Aged or mature cheddar crumbles and has a long, sharp flavour; semi-matured or tasty is slightly moister with a developed flavour. Mild cheddar slices well for use in sandwiches without overpowering the other fillings. Club cheddar is made from selected cheddar cheeses shredded and compacted together to make a block.


Selecting quality cheddar isn't as complicated as selecting  white mould cheese. It can come down to personal preference regarding flavour profile.

  • Look for descriptors such as "mild", "tasty", "extra tasty" or "vintage" to gauge strength of flavour.
  • Look for cheddar that is free from dryness or cracks in its surface.
  • The cheddar should have a lingering taste.

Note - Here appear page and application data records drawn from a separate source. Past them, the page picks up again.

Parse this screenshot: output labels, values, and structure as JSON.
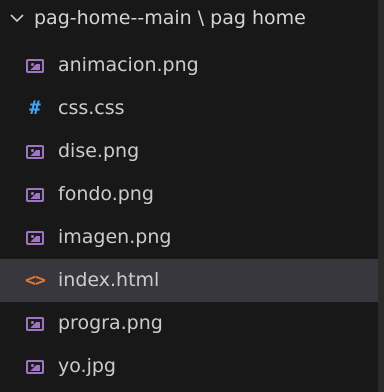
{
  "explorer": {
    "folder_path": "pag-home--main \\ pag home",
    "files": [
      {
        "label": "animacion.png",
        "icon": "image-file-icon"
      },
      {
        "label": "css.css",
        "icon": "css-file-icon"
      },
      {
        "label": "dise.png",
        "icon": "image-file-icon"
      },
      {
        "label": "fondo.png",
        "icon": "image-file-icon"
      },
      {
        "label": "imagen.png",
        "icon": "image-file-icon"
      },
      {
        "label": "index.html",
        "icon": "html-file-icon",
        "selected": true
      },
      {
        "label": "progra.png",
        "icon": "image-file-icon"
      },
      {
        "label": "yo.jpg",
        "icon": "image-file-icon"
      }
    ]
  },
  "colors": {
    "background": "#181818",
    "selected_row": "#37373d",
    "image_icon": "#a074c4",
    "css_icon": "#42a5f5",
    "html_icon": "#e37933",
    "text": "#cccccc"
  },
  "icons": {
    "css_glyph": "#",
    "html_glyph": "<>"
  }
}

Serve cheddar at room temperature with a Cabernet Sauvignon, Shiraz, or a dry Chardonnay.

Blue cheese


Blue vein cheese is well-known for its distinct taste and smelly scent. The blue veins are created by inoculating the cheese with a mould – usually Penicillium roqueforti – which ripens from the inside out, unlike white mould cheese. The cheese is pierced with metal spikes during maturation to allow in oxygen, promoting growth of the blue veins. Blue cheese comes in different styles, from soft and mildly creamy to firm, crumbly and strong flavoured.


As with white mould cheese, packaging can obscure the look and smell of a blue cheese. To ensure it's ripe for serving, make sure it:

  • has an even distribution of veining from centre to rind
  • is not grey or discoloured
  • is neither dry, nor wet and breaking down.


Serve blue cheese at room temperature with an aromatic white wine such as Sauvignon Blanc or Riesling. If you're a beer drinker, blue cheese also goes down well with lager.

Cheese in the raw

Unlike the European Union, the UK and most of the US, Australia had – up until 2012 – banned the home-grown production of unpasteurised or raw milk cheese. Some types of cheeses made from raw milk were, however, allowed to be imported. An uprising among cheese makers, slow food groups and foodies led to Food Standards Australia New Zealand (FSANZ) lifting the ban and allowing the traditional artisan practice of using raw milk to make cheese – but only for a few, select varieties. Australian cheese-makers are now allowed to make raw milk cheeses that are heated to 48°C during the production process and have a moisture content of less than 36%, namely: Emmental, Gruyere, Sbrinz and Roquefort.

Two local cheese producers have been given special exemption from these laws. Hindmarsh Valley Dairy in South Australia may produce raw goat's milk cheese, and Nick Haddow from Tasmania is free to produce any cheese from raw milk.